Stalled City Construction Projects Inches Downward with Half in Brooklyn
December 9, 2011
Around Town – By Neal Tepel
The number of stalled construction sites throughout New York City fell by 8 percent from October 2010 to October 2011 but remains 40 percent above the number recorded two years ago, according to a New York Building Congress analysis of Department of Buildings (DOB) inspection records. An average of 638 construction sites were identified as stalled in October of this year, compared to 693 in October 2010 and 454 in October 2009.
In a sign of progress, the average number of stalled sites in the five boroughs has either fallen or remained steady in each of the past 11 months. This is in direct contrast to the prior period (January through November of 2010), which saw 11 consecutive months of increases in stalled sites.
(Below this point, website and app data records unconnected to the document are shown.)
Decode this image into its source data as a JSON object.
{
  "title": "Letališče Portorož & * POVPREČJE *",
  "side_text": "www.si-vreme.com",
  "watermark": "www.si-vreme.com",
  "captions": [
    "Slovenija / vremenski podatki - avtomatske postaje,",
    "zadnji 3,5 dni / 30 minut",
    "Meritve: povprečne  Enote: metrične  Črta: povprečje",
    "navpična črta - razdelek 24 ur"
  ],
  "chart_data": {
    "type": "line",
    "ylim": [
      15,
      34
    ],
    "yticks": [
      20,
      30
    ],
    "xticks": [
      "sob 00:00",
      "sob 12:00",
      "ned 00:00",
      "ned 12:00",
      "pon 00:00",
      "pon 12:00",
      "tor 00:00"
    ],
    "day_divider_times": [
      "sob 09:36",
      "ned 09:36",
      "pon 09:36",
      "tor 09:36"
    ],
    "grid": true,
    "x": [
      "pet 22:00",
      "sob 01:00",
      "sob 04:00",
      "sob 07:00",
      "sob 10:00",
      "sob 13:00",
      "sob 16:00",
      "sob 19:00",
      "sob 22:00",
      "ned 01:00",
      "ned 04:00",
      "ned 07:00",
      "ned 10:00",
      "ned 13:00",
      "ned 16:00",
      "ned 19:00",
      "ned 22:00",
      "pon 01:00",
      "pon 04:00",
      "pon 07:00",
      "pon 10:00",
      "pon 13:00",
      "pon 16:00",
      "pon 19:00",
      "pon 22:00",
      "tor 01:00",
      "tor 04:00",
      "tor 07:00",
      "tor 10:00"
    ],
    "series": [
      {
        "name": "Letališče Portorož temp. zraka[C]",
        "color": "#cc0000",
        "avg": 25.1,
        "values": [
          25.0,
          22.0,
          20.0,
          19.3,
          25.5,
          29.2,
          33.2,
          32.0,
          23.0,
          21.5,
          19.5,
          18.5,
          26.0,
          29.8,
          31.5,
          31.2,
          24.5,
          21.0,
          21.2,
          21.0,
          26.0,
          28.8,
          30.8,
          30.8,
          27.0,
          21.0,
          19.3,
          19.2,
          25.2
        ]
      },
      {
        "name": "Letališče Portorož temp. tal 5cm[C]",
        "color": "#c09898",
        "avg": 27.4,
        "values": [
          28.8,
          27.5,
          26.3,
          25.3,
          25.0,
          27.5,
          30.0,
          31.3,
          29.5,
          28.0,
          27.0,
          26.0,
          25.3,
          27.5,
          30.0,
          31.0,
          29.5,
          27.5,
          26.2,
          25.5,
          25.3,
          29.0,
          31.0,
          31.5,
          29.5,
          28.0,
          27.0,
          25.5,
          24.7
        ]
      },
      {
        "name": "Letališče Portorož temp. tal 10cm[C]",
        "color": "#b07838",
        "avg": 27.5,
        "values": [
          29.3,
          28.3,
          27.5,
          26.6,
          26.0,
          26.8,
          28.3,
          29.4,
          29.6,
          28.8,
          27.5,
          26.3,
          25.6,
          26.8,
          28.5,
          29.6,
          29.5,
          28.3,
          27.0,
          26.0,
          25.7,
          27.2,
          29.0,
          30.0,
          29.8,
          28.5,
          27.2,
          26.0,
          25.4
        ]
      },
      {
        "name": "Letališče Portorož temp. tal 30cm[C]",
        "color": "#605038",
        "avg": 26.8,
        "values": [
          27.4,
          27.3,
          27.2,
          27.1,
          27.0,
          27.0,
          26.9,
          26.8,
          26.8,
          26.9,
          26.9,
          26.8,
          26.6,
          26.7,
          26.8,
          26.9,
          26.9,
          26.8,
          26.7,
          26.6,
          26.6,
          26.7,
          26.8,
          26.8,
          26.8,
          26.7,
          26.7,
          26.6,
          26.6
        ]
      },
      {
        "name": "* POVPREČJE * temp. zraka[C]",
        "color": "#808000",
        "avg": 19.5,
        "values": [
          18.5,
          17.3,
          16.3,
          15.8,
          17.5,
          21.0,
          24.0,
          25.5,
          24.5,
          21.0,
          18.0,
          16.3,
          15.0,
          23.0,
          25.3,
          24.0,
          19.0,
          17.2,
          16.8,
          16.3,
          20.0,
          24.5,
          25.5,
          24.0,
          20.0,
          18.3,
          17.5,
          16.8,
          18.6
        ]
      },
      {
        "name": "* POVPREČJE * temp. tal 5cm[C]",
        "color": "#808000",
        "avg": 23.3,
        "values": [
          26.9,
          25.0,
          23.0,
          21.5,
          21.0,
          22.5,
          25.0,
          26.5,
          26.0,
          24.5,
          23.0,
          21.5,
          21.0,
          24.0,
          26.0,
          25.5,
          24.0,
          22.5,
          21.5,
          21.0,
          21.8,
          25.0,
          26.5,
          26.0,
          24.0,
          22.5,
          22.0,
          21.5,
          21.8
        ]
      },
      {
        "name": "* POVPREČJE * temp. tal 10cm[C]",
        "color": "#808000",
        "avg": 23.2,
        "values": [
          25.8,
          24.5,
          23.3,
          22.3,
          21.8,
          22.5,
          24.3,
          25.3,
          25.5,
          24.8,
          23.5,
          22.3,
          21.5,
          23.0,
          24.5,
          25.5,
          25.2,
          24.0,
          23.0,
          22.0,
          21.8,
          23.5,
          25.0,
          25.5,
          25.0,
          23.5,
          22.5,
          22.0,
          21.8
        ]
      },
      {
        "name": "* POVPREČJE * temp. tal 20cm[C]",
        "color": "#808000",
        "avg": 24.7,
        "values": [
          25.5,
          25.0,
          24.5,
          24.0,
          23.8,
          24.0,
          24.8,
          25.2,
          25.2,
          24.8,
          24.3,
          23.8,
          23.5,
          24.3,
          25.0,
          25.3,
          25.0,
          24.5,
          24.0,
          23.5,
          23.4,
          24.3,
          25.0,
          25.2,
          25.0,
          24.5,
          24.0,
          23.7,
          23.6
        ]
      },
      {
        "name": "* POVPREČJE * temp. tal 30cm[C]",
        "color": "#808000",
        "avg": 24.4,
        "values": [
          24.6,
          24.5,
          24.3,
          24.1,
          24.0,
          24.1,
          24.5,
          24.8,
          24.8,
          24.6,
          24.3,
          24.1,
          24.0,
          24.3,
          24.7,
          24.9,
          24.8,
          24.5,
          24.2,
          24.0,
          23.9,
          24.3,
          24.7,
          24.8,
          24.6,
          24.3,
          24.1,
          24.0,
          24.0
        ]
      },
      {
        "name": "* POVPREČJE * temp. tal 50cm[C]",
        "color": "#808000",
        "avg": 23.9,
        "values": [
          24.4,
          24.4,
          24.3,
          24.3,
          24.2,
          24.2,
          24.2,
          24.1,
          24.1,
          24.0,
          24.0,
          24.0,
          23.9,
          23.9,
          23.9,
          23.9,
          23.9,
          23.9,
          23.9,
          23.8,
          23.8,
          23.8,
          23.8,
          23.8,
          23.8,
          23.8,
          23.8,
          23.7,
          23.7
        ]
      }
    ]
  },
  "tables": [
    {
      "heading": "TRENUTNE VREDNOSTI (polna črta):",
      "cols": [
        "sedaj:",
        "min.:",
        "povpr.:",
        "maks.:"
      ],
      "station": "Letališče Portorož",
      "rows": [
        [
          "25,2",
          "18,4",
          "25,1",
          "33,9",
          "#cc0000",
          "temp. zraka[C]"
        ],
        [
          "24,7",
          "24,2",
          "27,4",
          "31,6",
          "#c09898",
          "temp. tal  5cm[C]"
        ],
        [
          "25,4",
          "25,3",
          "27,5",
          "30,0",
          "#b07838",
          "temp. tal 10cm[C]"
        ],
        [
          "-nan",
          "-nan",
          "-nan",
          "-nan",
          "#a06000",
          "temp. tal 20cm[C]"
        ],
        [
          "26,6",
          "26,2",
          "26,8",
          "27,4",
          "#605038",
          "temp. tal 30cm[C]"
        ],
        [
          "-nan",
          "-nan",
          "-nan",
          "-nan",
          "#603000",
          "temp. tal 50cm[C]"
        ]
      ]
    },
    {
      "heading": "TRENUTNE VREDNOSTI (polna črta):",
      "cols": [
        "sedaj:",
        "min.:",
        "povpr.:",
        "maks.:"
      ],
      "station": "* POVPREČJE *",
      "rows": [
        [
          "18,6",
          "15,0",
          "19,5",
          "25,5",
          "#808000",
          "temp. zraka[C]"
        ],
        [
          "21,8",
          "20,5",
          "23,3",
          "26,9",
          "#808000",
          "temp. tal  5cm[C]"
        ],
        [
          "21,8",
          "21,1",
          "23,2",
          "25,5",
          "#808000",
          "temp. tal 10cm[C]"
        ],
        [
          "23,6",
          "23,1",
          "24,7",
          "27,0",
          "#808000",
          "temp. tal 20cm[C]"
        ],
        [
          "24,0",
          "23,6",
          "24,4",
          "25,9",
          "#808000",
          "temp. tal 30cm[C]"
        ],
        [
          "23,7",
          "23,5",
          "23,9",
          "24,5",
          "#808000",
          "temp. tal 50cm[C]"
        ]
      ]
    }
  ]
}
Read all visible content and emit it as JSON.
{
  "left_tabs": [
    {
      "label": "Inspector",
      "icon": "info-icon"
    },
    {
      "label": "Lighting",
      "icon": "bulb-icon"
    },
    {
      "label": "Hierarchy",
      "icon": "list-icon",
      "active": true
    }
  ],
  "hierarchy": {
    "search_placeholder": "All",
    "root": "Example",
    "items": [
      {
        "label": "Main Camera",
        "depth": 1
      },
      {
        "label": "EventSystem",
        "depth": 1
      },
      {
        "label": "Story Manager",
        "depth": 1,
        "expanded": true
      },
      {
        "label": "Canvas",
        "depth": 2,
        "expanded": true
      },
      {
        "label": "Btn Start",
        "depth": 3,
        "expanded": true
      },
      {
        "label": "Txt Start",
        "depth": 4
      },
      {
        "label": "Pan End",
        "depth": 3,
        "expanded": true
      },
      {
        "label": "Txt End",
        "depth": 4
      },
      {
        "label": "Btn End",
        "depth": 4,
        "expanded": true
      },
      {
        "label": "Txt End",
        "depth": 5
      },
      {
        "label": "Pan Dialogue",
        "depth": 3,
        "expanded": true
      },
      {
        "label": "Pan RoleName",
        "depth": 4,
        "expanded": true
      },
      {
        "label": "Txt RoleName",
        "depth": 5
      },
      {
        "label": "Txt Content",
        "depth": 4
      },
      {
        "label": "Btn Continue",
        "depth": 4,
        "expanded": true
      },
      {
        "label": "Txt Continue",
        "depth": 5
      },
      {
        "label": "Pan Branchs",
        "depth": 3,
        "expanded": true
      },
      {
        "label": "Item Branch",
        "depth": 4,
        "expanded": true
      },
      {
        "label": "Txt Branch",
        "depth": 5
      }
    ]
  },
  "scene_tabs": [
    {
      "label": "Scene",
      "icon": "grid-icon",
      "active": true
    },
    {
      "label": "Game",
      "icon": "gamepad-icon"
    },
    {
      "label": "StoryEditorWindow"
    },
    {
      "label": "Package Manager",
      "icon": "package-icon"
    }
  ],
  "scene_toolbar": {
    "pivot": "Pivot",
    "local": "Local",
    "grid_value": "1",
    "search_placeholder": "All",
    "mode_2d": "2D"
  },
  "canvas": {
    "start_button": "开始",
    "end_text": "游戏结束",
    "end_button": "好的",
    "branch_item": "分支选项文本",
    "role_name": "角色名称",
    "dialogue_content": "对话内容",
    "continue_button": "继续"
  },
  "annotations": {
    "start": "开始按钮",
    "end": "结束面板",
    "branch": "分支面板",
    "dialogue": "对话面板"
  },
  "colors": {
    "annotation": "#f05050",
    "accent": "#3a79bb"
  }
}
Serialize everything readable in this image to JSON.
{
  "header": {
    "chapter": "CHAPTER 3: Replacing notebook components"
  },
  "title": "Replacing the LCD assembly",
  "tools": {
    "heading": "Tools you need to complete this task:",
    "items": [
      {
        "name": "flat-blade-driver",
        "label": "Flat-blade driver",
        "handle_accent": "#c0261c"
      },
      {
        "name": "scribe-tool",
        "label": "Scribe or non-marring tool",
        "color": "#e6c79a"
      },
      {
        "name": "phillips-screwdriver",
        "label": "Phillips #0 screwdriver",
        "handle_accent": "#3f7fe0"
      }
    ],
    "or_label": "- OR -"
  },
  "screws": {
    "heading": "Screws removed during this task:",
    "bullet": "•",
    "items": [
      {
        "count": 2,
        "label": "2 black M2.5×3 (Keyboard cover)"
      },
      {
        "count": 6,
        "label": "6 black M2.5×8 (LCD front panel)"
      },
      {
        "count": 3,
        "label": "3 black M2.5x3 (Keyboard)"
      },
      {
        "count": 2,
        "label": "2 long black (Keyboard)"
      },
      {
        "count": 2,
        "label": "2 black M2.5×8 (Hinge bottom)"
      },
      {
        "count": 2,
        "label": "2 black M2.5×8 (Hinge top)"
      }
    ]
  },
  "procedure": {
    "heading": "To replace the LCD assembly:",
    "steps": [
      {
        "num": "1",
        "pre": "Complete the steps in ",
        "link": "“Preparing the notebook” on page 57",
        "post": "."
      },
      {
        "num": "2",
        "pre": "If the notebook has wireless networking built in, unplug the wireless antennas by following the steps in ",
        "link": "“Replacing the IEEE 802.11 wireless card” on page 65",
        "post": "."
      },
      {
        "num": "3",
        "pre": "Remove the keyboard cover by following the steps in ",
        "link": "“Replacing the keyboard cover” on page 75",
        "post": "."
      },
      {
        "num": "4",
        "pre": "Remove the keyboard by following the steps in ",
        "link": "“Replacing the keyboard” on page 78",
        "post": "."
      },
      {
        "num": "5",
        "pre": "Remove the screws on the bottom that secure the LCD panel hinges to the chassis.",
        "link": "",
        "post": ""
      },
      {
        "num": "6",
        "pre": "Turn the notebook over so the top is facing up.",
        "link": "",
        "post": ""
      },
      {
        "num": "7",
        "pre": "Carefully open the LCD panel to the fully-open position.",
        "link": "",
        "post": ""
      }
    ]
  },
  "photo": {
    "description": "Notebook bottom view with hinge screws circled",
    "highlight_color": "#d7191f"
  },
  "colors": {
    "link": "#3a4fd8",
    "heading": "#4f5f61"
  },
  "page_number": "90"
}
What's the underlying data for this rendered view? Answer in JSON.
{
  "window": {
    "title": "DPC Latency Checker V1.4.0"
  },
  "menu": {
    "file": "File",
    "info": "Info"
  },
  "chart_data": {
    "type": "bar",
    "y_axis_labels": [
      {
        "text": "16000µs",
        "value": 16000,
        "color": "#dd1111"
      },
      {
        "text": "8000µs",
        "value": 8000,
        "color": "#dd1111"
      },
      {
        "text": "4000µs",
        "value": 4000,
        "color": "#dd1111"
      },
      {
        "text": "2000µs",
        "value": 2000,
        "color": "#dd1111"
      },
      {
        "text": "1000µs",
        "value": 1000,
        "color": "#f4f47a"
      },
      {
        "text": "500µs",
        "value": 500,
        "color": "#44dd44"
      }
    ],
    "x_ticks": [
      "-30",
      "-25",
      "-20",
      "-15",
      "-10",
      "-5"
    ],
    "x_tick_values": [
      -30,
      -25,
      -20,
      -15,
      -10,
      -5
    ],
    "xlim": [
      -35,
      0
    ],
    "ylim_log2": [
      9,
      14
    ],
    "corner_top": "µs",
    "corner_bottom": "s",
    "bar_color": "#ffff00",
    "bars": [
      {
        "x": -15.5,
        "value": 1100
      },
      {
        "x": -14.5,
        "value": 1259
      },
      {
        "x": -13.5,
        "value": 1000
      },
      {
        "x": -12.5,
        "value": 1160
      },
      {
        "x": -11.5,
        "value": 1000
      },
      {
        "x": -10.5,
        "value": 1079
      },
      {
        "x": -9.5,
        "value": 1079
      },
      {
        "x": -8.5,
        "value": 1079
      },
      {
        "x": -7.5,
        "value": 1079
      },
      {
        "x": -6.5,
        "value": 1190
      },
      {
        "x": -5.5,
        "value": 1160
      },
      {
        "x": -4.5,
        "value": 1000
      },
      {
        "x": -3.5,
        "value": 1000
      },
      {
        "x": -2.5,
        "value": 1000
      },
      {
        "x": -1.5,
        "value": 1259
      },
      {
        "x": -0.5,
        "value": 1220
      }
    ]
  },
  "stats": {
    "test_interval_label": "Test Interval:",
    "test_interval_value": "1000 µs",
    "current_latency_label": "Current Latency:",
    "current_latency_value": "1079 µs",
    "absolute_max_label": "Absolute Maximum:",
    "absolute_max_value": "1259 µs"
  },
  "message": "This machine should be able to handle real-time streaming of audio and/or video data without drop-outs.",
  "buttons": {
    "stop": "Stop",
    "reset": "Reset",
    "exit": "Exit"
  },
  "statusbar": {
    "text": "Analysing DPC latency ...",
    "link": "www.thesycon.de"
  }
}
Overall, Brooklyn remains the leader in stalled sites – with a total of 299 (47 percent of the Citywide total). Queens is second with 131, followed closely by Manhattan (126 stalled sites). Staten Island is home to 52 stalled sites.
With the exception of the Bronx, which is holding steady at 30, each of the boroughs experienced a modest decrease in its number of stalled construction sites over the past year.
The most progress has been made in Queens, where the number of stalled sites has dropped over the past 12 months by 14 percent (from 153 to 131). The number of stalled Brooklyn sites declined by 6 percent (319 to 299). Staten Island dropped by 13 percent (from 60 to 52). The stock in Manhattan barely budged, from 130 to 126 (a 3 percent decline).
According to further Building Congress analysis of DOB permits and Department of Finance records, residential projects continue to dominate the stalled project list. Of the projects where work was started and subsequently halted, 62 percent are residential (down from 67 percent a year ago), with the majority falling in the multi-family category.
The Building Congress also found that 37 percent of the stalled sites Citywide remain vacant, meaning that developers have obtained land and construction permits but have yet to commence work.
"It is encouraging to see that we have stemmed the flow of stalled sites and that at least a portion of these projects are moving once again," said New York Building Congress President Richard T. Anderson. "The Bloomberg administration and the City Council deserve credit as their recent efforts in this area have had a positive effect."